Essential and importan

2. More stringent security requirements

The goal of NIS2 is to protect network and information systems and the physical environment of those systems from incidents. Article 21 of the Directive details the security requirements organizations must adhere to, including at least the following:

  • Risk analysis.
  • Incident handling.
  • Business continuity/crisis management.
  • Supply chain security.
  • Network and information systems security.
  • Cybersecurity risk management.
  • Cybersecurity hygiene practices and training.
  • Cryptography and encryption.
  • Access control policies and asset management.
  • Multi-factor authentication or continuous authentication solutions.

3. Mandatory incident reporting with specific timeframes

NIS2 requires organizations to report significant cybersecurity incidents, which are those incidents likely to adversely affect the provision of the organization’s services. Organizations must provide an “early warning” report using a standardized format and a shortened reporting timeframe of 24 hours, followed by an Incident Notification within 72 hours of first becoming aware of the incident, as well as a Final Report within 30 days.

4. Enforcement through penalties:

The NIS2 Directive imposes more severe penalties for non-compliance, including increased financial penalties.

  • For essential entities, administrative fines can be up to €10,000,000 or at least 2% of the total annual worldwide turnover of the company to which the essential entity belongs, whichever amount is higher.
  • For important entities, administrative fines can be up to €7,000,000 or at least 1.4% of the total annual worldwide turnover of the company to which the important entity belongs, whichever amount is higher.

How Thales Helps with NIS2 Compliance

The expanded Thales portfolio resulting from the acquisitions of Imperva and OneWelcome gives us the platform to help our customers increase cyber resilience, reduce the complexity of cyber security, and simplify compliance with regulations such as NIS2.

Thales can help Essential and Important entities address key cybersecurity risk-management requirements under Article 21 and help organizations produce complete, accurate, and timely reports to meet Article 23 requirements. We achieve this by providing solutions in three key solution areas of cybersecurity: Application Security, Data Security, and Identity & Access Management.

Thales and Imperva

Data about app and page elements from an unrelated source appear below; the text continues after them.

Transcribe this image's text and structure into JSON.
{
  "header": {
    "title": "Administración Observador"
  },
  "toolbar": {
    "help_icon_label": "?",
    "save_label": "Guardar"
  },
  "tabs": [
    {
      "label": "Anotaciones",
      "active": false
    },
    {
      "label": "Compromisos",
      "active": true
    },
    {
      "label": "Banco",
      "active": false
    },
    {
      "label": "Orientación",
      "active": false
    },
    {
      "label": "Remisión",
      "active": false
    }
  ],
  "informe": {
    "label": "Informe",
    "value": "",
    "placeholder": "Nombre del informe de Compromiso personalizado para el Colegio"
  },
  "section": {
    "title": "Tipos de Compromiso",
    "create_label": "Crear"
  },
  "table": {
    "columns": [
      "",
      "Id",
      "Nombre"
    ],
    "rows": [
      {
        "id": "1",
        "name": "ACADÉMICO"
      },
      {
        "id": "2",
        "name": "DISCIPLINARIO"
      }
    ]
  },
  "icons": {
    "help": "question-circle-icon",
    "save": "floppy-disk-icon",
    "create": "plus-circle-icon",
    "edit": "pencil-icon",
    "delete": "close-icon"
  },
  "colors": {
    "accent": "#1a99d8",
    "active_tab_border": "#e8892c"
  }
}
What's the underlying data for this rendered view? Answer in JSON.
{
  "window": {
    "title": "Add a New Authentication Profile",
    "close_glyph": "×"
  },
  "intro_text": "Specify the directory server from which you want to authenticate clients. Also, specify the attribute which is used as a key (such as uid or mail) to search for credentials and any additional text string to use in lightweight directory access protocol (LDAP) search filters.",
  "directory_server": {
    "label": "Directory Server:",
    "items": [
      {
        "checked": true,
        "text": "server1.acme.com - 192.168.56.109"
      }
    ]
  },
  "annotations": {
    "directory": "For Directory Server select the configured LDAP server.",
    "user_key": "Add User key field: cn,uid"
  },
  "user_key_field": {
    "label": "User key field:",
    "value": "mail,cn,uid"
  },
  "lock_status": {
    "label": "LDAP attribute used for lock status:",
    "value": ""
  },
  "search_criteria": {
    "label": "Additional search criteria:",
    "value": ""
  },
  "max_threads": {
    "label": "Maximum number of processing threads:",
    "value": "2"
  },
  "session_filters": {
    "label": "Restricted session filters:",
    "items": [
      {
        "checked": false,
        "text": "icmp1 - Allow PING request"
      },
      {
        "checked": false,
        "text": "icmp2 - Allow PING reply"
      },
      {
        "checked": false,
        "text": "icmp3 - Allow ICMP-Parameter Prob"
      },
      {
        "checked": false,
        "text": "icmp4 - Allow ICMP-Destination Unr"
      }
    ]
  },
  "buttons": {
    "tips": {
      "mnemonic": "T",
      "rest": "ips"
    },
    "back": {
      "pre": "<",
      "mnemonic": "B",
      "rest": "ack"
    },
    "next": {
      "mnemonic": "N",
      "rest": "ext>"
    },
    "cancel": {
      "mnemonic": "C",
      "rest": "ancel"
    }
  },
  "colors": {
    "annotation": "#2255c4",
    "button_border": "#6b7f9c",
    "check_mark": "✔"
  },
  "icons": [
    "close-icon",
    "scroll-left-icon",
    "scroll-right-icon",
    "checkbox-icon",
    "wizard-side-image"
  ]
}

  • Application Security: Protect applications and APIs at scale in the cloud, on-premises, or hybrid models. Our market-leading product suite includes a Web Application Firewall (WAF), protection against Distributed Denial of Service (DDoS) and malicious BOT attacks, security for APIs, a secure Content Delivery Network (CDN), and Runtime Application Self-Protection (RASP).
  • Data Security: Discover and classify sensitive data across hybrid IT and automatically protect it anywhere, whether at rest, in motion, or in use, using encryption tokenization and key management. Thales solutions also identify, evaluate, and prioritize potential risks for accurate risk assessment, as well as identify anomalous behavior and monitor activity to verify compliance, allowing organizations to prioritize where to spend their efforts.
  • Identity & Access Management: Provide seamless, secure, and trusted access to applications and digital services for customers, employees, and partners. Our solutions limit the access of internal and external users based on their roles and context with granular access policies and Multi-Factor Authentication that help ensure that the right user is granted access to the right resource at the right time.

If you want a detailed explanation of how Thales can help you comply with the NIS2, read our white paper on the Network and Information Security Directive 2 (NIS2). To learn more, go to our dedicated NIS2 web page.